In making decisions about different aspects of the built environment - land use, transportation systems, open space, and zoning - city planners affect the design of communities and, by extension, the health of their residents. As part of a coordinated effort to improve health outcomes for all Philadelphians, Division staff members work to incorporate public health considerations into planning policy and development decision-making. This work includes conducting Health Impact Assessments (HIAs) to estimate the potential impacts of projects and plans on health-related built environment factors such as access to healthy foods or use of non-automotive transportation modes. Additionally, staff incorporate health-supportive recommendations into Philadelphia2035 District Plans, and participate in ongoing development review processes to determine project impacts on health issues including walkability, pedestrian safety, and air quality.

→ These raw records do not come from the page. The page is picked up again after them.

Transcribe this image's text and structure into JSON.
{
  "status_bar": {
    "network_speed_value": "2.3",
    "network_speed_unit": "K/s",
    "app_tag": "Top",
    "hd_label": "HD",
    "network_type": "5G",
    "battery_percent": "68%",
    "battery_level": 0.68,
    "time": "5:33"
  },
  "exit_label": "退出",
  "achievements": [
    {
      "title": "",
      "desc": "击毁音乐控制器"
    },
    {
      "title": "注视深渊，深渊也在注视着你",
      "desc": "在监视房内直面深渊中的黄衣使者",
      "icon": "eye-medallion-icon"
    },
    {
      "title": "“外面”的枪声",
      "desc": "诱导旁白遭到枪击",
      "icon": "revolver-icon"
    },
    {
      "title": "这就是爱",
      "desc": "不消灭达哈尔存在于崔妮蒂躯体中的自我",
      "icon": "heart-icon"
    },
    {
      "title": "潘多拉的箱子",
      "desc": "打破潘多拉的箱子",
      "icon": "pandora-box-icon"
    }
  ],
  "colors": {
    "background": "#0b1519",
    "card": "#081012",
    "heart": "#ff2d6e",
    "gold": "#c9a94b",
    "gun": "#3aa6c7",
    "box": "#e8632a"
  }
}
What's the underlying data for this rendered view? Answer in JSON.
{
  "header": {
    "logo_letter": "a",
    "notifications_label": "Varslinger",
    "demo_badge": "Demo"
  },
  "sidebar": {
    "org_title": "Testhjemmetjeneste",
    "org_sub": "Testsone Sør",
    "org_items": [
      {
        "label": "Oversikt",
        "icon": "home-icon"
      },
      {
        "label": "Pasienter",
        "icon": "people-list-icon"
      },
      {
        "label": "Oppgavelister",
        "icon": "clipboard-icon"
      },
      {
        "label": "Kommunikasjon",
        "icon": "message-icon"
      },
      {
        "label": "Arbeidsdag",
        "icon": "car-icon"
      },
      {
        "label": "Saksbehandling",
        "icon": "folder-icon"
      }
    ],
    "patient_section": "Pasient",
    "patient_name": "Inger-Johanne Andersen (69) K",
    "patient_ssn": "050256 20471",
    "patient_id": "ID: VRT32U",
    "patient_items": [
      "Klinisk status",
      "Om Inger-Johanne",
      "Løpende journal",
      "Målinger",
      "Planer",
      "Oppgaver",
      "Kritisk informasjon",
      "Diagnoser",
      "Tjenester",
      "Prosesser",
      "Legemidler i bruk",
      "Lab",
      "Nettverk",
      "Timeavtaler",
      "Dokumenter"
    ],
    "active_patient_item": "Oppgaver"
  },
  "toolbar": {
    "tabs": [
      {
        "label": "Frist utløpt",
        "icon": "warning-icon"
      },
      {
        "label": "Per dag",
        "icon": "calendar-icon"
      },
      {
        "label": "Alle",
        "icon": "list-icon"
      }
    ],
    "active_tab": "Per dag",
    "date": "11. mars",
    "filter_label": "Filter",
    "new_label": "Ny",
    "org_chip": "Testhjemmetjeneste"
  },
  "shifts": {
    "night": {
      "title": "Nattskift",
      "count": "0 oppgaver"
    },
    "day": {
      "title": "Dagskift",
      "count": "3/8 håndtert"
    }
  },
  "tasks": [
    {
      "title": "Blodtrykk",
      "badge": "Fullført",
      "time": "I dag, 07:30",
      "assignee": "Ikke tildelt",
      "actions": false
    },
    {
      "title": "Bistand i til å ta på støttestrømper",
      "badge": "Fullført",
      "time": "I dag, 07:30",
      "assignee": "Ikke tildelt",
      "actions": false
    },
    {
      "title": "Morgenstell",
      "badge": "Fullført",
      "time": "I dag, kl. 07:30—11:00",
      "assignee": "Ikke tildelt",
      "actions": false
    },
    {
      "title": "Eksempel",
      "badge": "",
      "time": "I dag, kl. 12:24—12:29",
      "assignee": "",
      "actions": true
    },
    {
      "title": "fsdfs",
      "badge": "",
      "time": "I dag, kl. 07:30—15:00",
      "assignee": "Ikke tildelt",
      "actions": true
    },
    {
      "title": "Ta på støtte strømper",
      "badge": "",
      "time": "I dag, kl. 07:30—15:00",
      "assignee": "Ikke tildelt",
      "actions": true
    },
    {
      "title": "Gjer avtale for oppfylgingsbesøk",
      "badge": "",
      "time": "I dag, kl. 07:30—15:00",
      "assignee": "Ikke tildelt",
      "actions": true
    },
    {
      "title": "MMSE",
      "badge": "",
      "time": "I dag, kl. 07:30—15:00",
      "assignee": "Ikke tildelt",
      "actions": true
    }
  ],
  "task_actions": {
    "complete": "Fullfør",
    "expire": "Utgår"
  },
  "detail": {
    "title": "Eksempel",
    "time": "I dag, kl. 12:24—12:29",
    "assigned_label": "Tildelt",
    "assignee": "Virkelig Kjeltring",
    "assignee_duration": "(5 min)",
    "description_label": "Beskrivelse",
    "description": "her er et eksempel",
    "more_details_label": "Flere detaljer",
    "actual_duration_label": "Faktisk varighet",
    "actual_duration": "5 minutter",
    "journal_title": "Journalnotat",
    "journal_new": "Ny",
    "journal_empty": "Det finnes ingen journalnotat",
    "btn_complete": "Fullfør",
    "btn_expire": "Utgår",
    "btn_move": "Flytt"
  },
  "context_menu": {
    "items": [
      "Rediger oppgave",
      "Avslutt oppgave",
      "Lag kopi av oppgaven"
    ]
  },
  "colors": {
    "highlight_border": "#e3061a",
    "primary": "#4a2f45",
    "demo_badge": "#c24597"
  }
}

The Capital Program
Every year Division staff leads an interdepartmental effort to prepare the City’s Capital Program, the six-year blueprint for investing in Philadelphia’s physical and technology infrastructure, community facilities, and public buildings. The Capital budget is the Program’s first year spending plan. Limited financial resources dictate that priorities be established among the competing needs of more than 20 City agencies and departments. Staff establishes priorities based upon several considerations, including:
• Philadelphia2035; and recommendations contained in community plans, which reflect the needs of the City’s neighborhoods and population;
• The need to maintain and enhance the City’s physical plant so as to deliver public services as effectively as possible;
• City government’s fiscal policies and constraints; and
• The ability to leverage capital funding from other government and private sources.

View a copy of the most current Capital Program.

 Staff Contacts